GLG wrote on September 20, 2017 at 1:09 pm

Every day is "Lets Make A Deal "day with Reitz & co. 

Voters had a chance to replace her with George Vargas and chose not to.

So enjoy it, You voted for it!

rsp wrote on September 20, 2017 at 2:09 pm

All prosecutors make deals. Every last one. You really sound so out of touch.

BruckJr wrote on September 20, 2017 at 3:09 pm

The guy who killed the dog got a stiffer penalty.

rsp wrote on September 20, 2017 at 8:09 pm

When did the dog killer spend over a year in jail? When exactly did he cooperate with the case? I didn't see that in his story. If you read *this* one, they have no proof Cotton knew what was going to happen. He was in the middle of the seat, didn't fire the gun. He testified in court.

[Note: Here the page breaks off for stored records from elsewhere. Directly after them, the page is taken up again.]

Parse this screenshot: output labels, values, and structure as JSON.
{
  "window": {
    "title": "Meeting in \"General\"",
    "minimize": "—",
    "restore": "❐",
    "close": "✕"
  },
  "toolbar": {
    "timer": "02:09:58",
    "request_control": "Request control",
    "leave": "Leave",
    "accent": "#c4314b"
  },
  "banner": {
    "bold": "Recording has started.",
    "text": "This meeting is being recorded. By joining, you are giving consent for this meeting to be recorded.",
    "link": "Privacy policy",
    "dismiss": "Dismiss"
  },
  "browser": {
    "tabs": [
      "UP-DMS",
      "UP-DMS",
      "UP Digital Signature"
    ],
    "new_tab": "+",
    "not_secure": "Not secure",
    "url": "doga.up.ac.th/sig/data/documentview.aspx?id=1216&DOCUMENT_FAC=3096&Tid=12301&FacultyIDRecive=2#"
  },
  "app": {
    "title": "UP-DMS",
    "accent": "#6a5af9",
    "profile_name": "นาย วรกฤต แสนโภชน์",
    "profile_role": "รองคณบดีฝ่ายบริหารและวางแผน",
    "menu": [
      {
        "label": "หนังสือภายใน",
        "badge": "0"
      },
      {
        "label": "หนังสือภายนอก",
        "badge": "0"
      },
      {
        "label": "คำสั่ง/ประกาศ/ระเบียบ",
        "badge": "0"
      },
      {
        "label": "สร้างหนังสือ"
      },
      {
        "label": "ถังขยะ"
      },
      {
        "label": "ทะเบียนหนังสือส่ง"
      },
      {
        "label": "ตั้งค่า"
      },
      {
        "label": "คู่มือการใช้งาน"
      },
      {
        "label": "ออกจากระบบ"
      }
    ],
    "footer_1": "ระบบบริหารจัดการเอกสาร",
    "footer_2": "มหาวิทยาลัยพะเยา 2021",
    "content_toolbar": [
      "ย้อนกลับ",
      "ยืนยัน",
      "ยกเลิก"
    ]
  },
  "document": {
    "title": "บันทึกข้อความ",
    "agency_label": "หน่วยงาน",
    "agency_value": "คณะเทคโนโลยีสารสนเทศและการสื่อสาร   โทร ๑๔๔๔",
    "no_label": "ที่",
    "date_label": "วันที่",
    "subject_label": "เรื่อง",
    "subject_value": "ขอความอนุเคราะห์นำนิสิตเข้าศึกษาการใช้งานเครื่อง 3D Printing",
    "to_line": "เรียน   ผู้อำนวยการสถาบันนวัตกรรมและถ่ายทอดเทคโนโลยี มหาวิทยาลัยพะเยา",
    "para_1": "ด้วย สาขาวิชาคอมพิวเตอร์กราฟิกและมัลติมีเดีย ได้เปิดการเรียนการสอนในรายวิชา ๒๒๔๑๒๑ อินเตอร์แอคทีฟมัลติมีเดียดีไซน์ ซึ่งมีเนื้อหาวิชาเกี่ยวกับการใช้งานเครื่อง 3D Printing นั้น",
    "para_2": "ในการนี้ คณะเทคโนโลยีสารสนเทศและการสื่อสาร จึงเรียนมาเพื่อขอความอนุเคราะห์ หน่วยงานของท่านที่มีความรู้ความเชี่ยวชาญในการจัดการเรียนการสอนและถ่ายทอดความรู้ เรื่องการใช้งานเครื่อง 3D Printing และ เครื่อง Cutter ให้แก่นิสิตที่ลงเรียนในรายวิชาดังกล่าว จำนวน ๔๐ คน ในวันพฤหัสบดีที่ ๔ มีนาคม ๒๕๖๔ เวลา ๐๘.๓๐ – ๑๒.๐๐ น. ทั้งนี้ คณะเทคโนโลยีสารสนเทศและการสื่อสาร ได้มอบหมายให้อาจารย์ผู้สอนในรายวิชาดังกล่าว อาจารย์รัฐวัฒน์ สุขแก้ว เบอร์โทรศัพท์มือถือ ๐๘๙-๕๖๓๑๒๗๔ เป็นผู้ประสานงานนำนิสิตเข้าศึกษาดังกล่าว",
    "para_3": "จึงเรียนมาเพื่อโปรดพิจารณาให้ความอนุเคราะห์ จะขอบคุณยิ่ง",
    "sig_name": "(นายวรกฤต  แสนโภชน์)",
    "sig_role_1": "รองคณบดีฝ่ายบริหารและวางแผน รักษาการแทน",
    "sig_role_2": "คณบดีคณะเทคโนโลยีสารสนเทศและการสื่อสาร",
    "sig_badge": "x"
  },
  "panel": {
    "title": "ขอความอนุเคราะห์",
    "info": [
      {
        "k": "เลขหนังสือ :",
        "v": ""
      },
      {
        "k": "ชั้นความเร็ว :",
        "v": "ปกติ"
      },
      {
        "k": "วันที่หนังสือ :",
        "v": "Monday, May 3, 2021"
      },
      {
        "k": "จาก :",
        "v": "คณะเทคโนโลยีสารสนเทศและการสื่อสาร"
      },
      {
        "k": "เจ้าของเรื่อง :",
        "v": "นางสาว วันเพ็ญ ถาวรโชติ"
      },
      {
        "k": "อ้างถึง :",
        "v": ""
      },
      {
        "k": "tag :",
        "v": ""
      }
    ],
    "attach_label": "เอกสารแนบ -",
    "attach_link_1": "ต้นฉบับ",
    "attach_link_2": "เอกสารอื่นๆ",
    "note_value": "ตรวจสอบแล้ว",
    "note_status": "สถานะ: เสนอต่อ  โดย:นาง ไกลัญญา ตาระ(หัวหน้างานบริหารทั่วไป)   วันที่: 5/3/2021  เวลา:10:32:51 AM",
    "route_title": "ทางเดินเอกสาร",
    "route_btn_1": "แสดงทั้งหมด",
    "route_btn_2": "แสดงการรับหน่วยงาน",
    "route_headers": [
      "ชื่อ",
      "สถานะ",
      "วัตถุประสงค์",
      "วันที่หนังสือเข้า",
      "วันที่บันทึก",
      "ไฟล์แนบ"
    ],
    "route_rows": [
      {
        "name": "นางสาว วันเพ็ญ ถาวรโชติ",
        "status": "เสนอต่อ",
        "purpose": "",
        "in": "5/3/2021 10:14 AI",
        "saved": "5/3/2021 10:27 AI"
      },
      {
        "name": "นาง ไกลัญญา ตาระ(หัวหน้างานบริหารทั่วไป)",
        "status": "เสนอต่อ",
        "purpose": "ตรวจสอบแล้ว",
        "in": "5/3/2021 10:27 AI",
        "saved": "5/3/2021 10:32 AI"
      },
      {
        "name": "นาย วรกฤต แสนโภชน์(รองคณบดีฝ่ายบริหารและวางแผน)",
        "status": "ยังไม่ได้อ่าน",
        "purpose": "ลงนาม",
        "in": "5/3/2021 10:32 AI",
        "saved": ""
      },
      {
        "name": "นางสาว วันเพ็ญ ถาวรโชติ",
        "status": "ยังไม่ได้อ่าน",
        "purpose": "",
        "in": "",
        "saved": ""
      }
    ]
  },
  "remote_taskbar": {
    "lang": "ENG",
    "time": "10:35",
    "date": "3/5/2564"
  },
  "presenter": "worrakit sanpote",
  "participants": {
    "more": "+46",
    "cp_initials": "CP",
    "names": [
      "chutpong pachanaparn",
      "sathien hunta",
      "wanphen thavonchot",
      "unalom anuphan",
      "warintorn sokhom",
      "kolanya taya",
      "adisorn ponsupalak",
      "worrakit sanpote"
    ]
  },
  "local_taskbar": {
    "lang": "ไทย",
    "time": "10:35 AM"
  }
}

He was still involved. He helped bring the gun here. He helped cover it up.

The other guy beat a puppy to death all by himself. Neither one should have happened.

Pets are considered property. We don't take animal cruelty seriously enough. On the other hand, people complain about "deals" used to get convictions. Some convictions would only happen with deals